Do I have to wait twelve months to do my property settlement?

We often receive enquires from family law clients who assume they have to wait at least 12 months following separation, to commence their financial and property settlement.

This is not the case.

The “12 months” confusion relates to divorce, not property settlement

The 12-month time frame is relevant to the period of time the Court requires parties to a marriage to be separated before the court will formally recognise the end of their marriage. An application for divorce can only be made once parties have been separated for a minimum period of 12 months from the date of separation. If the court is satisfied the legal requirements are met, they will grant a divorce order.

Even though you cannot finalise your divorce within 12 months of separation, on and from the date of separation parties can negotiate and formalise arrangements for:

How are valuations of property treated in family law?

There is a common misconception that ‘a line in the sand is drawn’ from the date of separation which compels parties (and their advisors) to treat the parties’ assets and their value as at the date of separation.

This is also not the case.

The value of the net asset pool is highly relevant to the timing of negotiations for a financial and property settlement. The value of the asset pool is, in most cases taken at the date of the settlement between the parties and not the date of separation.
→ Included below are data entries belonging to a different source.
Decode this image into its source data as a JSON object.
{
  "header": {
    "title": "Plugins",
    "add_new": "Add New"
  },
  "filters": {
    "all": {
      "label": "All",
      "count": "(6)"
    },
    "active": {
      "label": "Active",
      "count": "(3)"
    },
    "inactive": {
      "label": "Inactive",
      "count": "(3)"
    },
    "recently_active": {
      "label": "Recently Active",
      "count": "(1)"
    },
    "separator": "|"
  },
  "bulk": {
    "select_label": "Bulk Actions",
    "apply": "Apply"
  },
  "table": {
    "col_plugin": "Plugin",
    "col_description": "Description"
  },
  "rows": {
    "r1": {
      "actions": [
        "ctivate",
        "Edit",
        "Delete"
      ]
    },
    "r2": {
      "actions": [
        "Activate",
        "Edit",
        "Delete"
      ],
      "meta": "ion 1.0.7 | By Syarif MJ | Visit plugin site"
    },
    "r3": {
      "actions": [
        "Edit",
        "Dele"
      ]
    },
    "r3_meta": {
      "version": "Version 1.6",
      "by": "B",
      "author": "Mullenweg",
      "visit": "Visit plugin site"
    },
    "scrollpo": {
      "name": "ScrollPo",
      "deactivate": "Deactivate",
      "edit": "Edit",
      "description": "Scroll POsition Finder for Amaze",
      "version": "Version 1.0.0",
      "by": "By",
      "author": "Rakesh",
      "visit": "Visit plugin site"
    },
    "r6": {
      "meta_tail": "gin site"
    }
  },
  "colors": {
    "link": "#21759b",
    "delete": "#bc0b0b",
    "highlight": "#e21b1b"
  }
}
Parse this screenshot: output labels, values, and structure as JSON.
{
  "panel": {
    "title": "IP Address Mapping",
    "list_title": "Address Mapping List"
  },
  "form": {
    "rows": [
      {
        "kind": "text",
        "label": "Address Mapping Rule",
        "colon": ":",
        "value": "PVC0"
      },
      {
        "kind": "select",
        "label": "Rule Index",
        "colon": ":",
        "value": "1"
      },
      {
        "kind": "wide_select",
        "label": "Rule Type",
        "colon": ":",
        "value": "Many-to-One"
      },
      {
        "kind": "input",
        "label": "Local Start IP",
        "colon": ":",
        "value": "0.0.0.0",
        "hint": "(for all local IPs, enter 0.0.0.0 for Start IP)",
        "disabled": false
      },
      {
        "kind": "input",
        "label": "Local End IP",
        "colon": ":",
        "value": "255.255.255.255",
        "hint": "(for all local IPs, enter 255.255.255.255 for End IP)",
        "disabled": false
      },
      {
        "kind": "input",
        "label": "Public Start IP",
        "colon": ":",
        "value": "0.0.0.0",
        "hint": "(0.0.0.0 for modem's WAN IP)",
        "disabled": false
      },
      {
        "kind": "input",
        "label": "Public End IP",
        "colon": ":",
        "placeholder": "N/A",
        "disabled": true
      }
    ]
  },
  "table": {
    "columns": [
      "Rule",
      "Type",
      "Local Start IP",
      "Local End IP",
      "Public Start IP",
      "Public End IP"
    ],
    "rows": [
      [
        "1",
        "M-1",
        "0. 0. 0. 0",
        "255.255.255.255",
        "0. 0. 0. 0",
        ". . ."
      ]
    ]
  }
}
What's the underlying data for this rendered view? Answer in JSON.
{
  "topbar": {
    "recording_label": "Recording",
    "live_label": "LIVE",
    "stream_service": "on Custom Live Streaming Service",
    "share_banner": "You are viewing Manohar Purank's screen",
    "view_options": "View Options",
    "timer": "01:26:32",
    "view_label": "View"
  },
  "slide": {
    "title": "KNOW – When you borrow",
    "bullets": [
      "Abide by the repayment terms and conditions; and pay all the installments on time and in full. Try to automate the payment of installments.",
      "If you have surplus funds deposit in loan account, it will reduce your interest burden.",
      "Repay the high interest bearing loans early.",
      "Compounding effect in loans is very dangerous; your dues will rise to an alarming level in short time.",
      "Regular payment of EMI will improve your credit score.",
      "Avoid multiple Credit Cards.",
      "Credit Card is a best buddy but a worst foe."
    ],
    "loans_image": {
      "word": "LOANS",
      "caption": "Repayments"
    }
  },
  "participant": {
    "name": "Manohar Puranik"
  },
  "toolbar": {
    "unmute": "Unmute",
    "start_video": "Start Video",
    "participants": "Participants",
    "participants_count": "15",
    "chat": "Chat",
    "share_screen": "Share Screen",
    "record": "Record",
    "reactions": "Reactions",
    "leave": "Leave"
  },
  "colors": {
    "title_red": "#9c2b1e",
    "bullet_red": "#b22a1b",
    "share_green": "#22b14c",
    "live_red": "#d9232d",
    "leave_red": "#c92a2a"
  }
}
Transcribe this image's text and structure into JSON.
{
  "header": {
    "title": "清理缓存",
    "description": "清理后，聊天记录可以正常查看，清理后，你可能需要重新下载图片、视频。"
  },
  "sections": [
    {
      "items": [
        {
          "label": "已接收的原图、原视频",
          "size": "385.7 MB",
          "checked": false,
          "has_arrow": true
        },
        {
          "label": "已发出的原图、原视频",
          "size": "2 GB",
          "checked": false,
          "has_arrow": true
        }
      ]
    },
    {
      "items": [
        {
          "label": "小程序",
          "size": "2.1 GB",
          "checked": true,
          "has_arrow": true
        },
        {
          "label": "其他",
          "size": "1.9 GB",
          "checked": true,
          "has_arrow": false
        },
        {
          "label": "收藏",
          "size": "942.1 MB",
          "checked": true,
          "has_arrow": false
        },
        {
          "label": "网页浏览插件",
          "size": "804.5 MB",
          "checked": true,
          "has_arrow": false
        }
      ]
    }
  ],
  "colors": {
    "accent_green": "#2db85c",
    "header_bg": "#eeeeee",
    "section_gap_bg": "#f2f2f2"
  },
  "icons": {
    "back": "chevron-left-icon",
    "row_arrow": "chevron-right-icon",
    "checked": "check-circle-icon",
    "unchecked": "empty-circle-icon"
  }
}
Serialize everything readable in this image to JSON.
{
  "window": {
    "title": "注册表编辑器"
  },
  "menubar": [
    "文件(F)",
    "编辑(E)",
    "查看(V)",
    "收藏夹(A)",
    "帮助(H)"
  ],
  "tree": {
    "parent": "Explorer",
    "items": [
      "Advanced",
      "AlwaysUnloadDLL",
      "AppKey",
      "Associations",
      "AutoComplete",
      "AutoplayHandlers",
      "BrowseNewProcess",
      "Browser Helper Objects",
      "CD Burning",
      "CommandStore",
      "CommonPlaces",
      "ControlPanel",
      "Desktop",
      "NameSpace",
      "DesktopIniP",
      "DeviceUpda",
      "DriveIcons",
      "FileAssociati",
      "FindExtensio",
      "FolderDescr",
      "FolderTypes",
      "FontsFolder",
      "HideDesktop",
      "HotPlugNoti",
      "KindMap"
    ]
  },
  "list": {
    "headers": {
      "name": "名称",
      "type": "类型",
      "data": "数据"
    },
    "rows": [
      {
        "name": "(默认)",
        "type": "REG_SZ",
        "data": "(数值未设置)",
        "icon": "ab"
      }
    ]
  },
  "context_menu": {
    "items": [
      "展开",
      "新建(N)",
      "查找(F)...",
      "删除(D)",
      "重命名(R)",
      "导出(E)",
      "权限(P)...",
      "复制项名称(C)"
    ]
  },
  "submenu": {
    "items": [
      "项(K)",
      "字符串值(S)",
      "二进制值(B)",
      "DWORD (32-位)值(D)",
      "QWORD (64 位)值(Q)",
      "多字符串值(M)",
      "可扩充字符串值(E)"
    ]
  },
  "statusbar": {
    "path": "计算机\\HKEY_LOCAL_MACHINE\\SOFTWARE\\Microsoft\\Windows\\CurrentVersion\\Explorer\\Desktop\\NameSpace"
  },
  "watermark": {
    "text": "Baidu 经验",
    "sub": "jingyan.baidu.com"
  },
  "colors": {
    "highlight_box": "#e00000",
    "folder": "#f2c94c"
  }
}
The Court must identify and value the property of the parties as at the current date and will consider contributions (financial and non-financial, such as homemaker or primary carer of children) from the commencement of the relationship until the current date.

Delays in property settlement can impact the value of the asset pool

A delay in the timing to finalise a property settlement can have a material impact on the value of the asset pool. If negotiations are delayed, any increase or decrease to real (for example, the family home), superannuation and other assets and investments may significantly alter the value of the pool and the available property to be distributed between the parties.

It goes without saying, the longer parties wait after separation, the more difficult the task of property settlement becomes.

This is largely due to the nature of the parties’ contributions, which will change post-separation. During the relationship, each party’s contributions were likely made for a common purpose but upon separation, parties go their own way and contributing towards those same common purposes will have ended.

Recently separated spouses should seek expert family law advice immediately after separation to ensure they are aware of their rights and entitlements under the relevant Family Law legislation.

About the Author:

Today’s article is written by family lawyer, Matt Kinder. You can learn more about Matt’s expertise and experience here.

 

The information published in this paper is of a general nature and should not be construed as legal advice.